How can long DNA filaments, which have convoluted and highly knotted structure, manage to pass through the tiny pores of biological systems?
How do metals interact with DNA?
Since a couple of decades, metal-containing drugs have been successfully used to fight against certain types of cancer.
Electrons use DNA like a wire for signaling DNA replication
A Caltech-led study has shown that the electrical wire-like behavior of DNA is involved in the molecule's replication.
Switched-on DNA
DNA, the stuff of life, may very well also pack quite the jolt for engineers trying to advance the development of tiny, low-cost electronic devices.
Researchers are first to see DNA 'blink'
Northwestern University biomedical engineers have developed imaging technology that is the first to see DNA 'blink,' or fluoresce.
Finding our way around DNA
A Salk team developed a tool that maps functional areas of the genome to better understand disease.
A 'strand' of DNA as never before
In a carefully designed polymer, researchers at the Institute of Physical Chemistry of the Polish Academy of Sciences have imprinted a sequence of a single strand of DNA.
Doubling down on DNA
The African clawed frog X. laevis genome contains two full sets of chromosomes from two extinct ancestors.
'Poring over' DNA
Church's team at Harvard's Wyss Institute for Biologically Inspired Engineering and the Harvard Medical School developed a new electronic DNA sequencing platform based on biologically engineered nanopores that could help overcome present limitations.

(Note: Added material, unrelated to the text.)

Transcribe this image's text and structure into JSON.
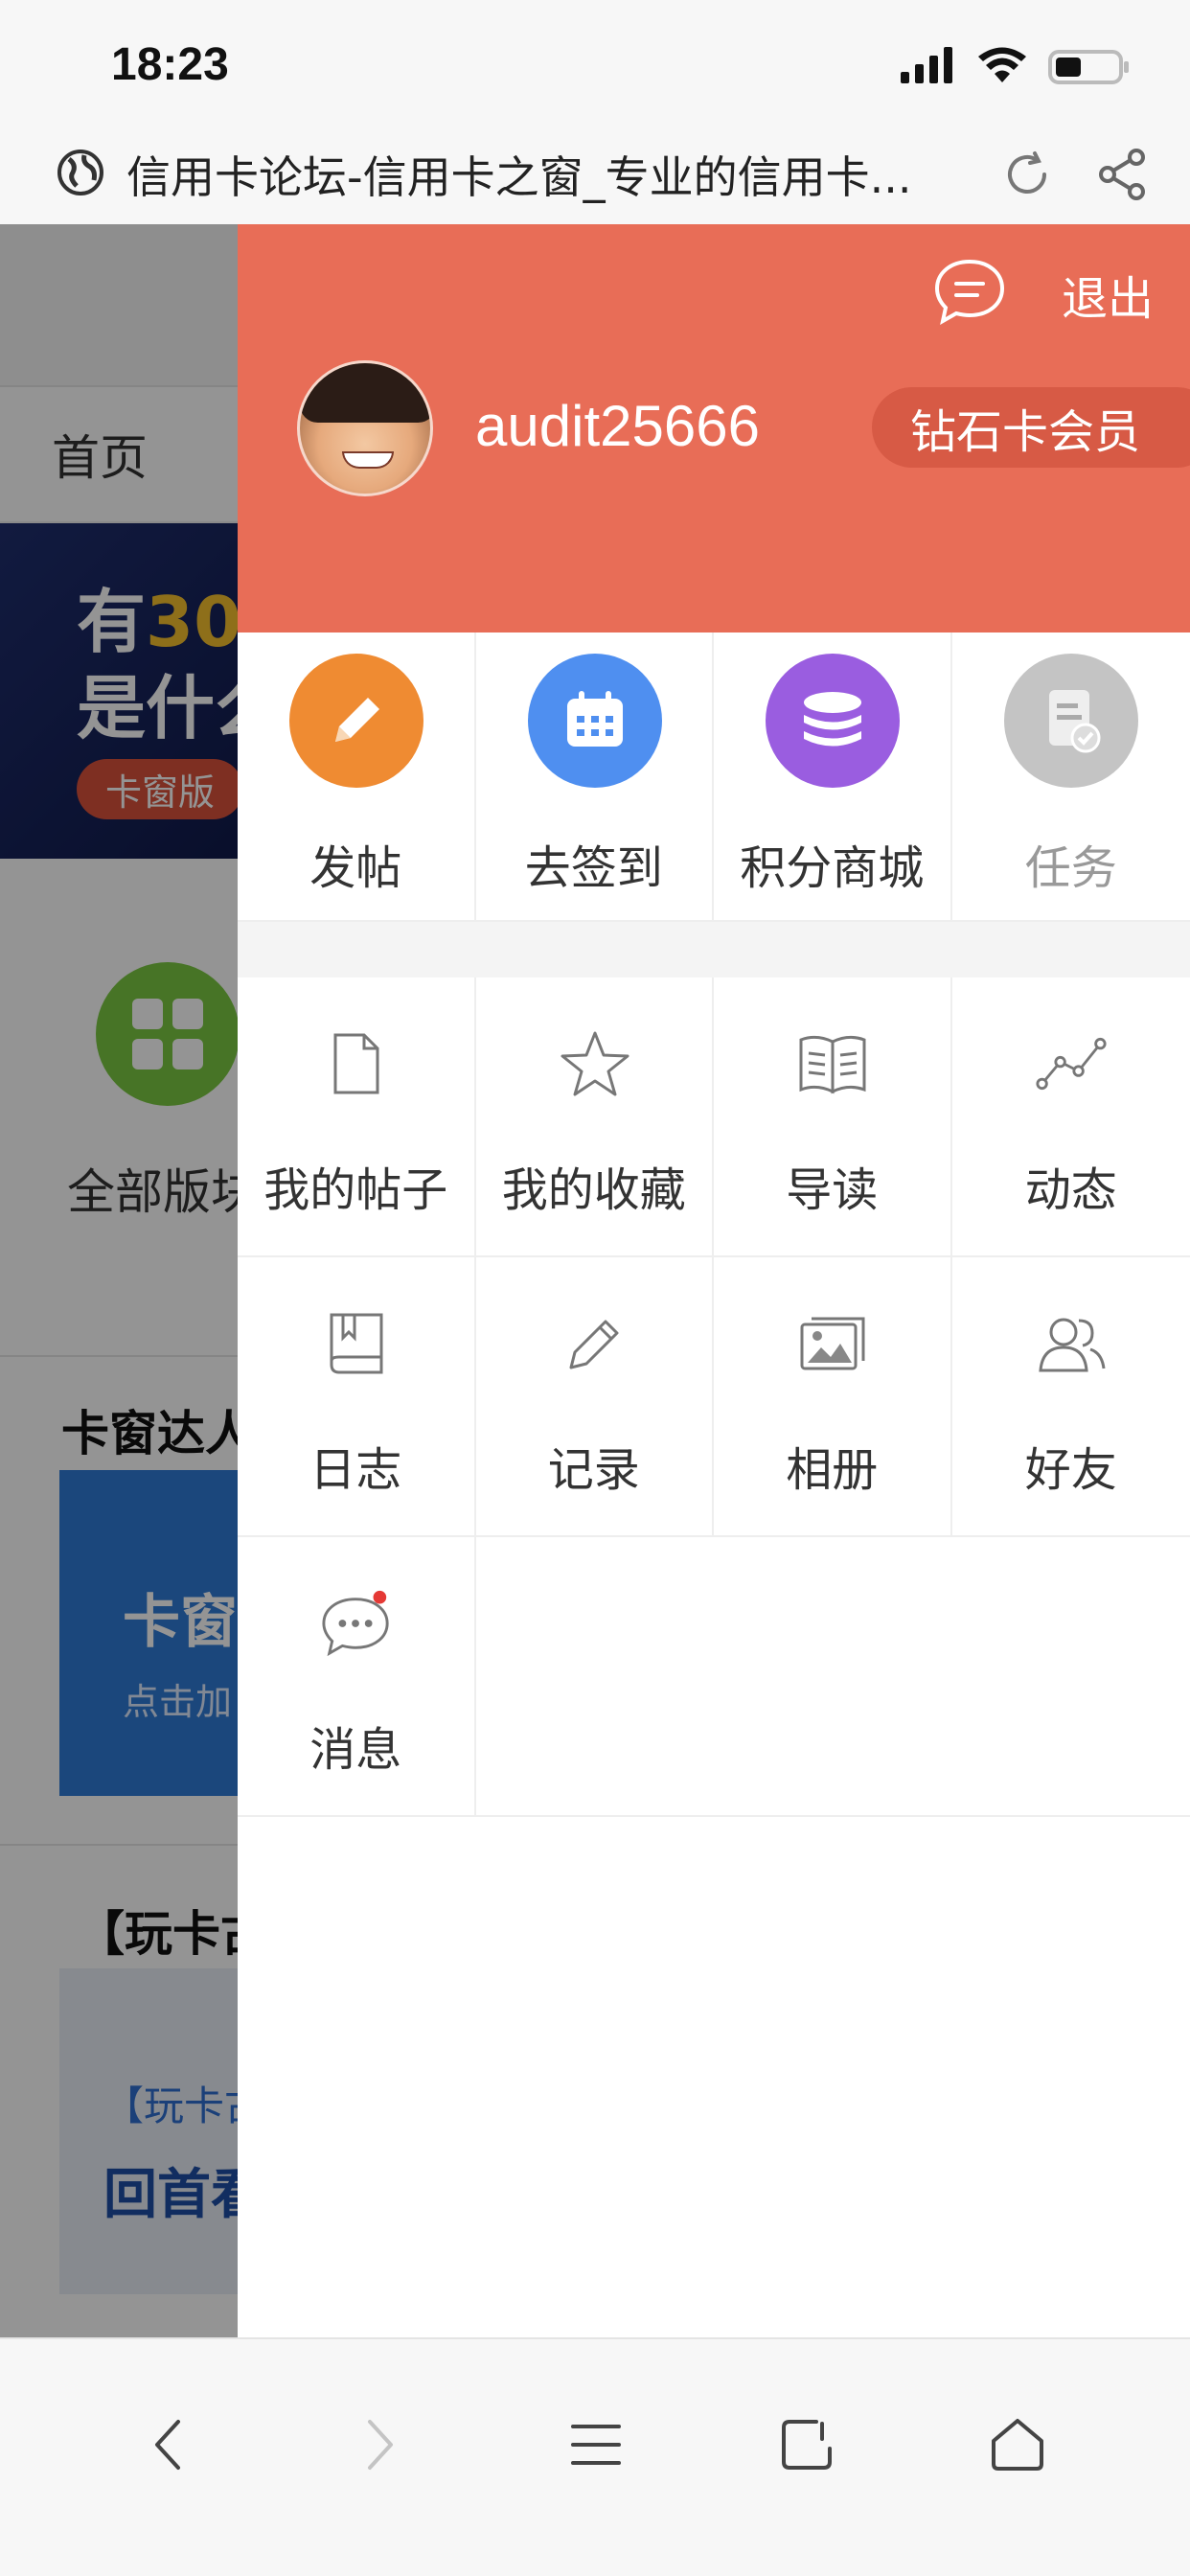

Related Dna Reading:

Best Science Podcasts 2019

We have hand picked the best science podcasts for 2019. Sit back and enjoy new science podcasts updated daily from your favorite science news services and scientists.
Now Playing: TED Radio Hour

Climate Crisis
There's no greater threat to humanity than climate change. What can we do to stop the worst consequences? This hour, TED speakers explore how we can save our planet and whether we can do it in time. Guests include climate activist Greta Thunberg, chemical engineer Jennifer Wilcox, research scientist Sean Davis, food innovator Bruce Friedrich, and psychologist Per Espen Stoknes.
Now Playing: Science for the People

#527 Honey I CRISPR'd the Kids
This week we're coming to you from Awesome Con in Washington, D.C. There, host Bethany Brookshire led a panel of three amazing guests to talk about the promise and perils of CRISPR, and what happens now that CRISPR babies have (maybe?) been born. Featuring science writer Tina Saey, molecular biologist Anne Simon, and bioethicist Alan Regenberg. A Nobel Prize winner argues banning CRISPR babies won’t work Geneticists push for a 5-year global ban on gene-edited babies A CRISPR spin-off causes unintended typos in DNA News of the first gene-edited babies ignited a firestorm The researcher who created CRISPR twins defends...